What Types Of Injuries Can be Treated Using Kinesiology Tape?
You can use Kinesiology tape as an adjunct to your treatment of the following types of conditions:
- Acute soft tissue injuries, e.g. a sprained ankle or a torn shoulder rotator cuff. However, we would not suggest Kinesiology tape as part of the treatment for more serious acute injuries such as bone fractures or concussion, for example.;
- Chronic pain, such as from arthritis;
- Problems of incorrect posture, which can sometimes lead to low back pain, for example.
When Is It OK To Stop Using Kinesiology Tape?
An important part of knowing how to apply kinesiology tape is knowing when you can or should stop using it. In general our advice would be that it is OK to discontinue use of this tape once any of the following conditions is satisfied:
- Once your pain has stopped;
- Once your injured joint has regained its normalfunction and/or stability;
- Once your edema has reduced to a barely noticeable level;
- If you experience any skin irritation or allergic reaction.
General Rules For How To Apply Kinesiology Tape
When viewing these videos, please keep in mind the following general rules for applying our Kinesiology Tape:
- Apply the starting and ending sections of the tape, as well as the anchor points, with no stretching of tape or muscles;
- Try to avoid touching the adhesive side of the tape after you have removed the backing. This will help you to get the best performance of the adhesive and minimize the risk that it will start to peel away from your skin prematurely;
- For best results, remove the paper backing in small increments while you are applying the tape. Apply the tape lightly to the skin in small increments also. Keep doing this until you have finished applying the tape;
- Kinesiology RestoreTape uses a heat activated adhesive. Once you have finished applying each section of tape, rub it lightly from start to end a few times. The friction will generate the heat needed to fully activate the adhesive. Once done, you can move on to applying the next section of the tape.
Instructional Videos On Application Of Kinesiology Tape
How To Apply Kinesiology Tape To A Wrist
The video below illustrates application of kinesiology tape for wrist injuries. This will help treat repetitive stress injuries of the wrist such as carpal tunnel syndrome. It can also be used to treat a sprained wrist.
How To Apply Kinesiology Tape To A Knee
In the video below, we illustrate application of kinesiology tape for treating knee injuries. Typical knee injuries that can benefit from this treatment are knee sprains, jumper’s knee and osgood schlatter’s syndrome.
How To Apply Kinesiology Tape To A Shoulder

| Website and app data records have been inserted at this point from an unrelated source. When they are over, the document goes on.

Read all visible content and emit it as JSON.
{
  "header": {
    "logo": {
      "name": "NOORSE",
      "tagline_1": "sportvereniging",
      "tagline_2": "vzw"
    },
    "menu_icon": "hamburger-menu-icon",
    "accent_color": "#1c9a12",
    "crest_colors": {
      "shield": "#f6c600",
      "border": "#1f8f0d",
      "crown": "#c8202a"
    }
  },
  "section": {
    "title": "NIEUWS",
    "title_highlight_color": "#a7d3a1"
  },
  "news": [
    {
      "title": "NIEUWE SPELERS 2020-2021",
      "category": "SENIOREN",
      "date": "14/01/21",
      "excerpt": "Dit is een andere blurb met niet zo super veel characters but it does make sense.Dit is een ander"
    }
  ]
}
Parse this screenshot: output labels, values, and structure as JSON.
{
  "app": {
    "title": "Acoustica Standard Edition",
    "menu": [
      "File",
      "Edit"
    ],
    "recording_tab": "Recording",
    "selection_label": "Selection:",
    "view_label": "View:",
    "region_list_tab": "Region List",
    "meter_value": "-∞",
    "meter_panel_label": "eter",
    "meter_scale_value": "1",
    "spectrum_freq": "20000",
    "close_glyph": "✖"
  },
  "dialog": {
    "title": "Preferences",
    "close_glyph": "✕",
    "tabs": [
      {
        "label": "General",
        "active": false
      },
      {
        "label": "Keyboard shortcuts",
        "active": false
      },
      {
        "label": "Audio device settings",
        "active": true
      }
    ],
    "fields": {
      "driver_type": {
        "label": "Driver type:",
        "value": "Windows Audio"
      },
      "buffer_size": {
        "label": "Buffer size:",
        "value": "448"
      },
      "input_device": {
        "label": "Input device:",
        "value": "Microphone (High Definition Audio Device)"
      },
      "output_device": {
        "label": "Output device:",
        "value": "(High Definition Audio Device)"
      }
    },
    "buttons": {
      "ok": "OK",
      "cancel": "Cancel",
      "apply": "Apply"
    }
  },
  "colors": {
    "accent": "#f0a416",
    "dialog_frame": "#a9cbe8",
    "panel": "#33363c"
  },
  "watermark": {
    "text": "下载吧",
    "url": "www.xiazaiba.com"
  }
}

We illustrate below the application of DynaPro Kinesiology tape to treat an injured shoulder. This can come in useful for treating shoulder impingements and damaged shoulder ligaments, tendons or muscles
How To Apply Kinesiology Tape To An Injured Neck
The video below illustrates application of kinesiology tape to treat neck injuries.
How To Apply Kinesiology RestoreTape To An Injured Elbow
The videa below illustrates how to use kinesiology restoretape to treat an elbow injury such as a strain or tennis or golfers’ elbow.
How To Treat An Injured Foot Using Kinesiology Tape
Foot injuries such as plantar fasciitis or peroneal tendonitis may be managed using kinesiology tape. The video below illustrates how this can be done.
Taping An Injured Back With Kinesiology Tape
Back pain from strained muscles or chronic conditions such as a herniated disk is an increasingly prevalent factor in modern life. In the video below, we illustrate how to treat these injuries and manage the pain they cause using kinesiology tape.
How To Apply Kinesiology Tape To An Injured Ankle
For active individuals, a sprained ankle is probably the number one soft tissue injury they encounter. Fortunately, this and other related ankle injuries can be treated using kinesiology tape using the approach illustrated below.
On this page, we have tried to furnish you with the information you may need if you have to apply kinesiology tape at home. If you have any questions, please consult a qualified physiotherapist for guidance.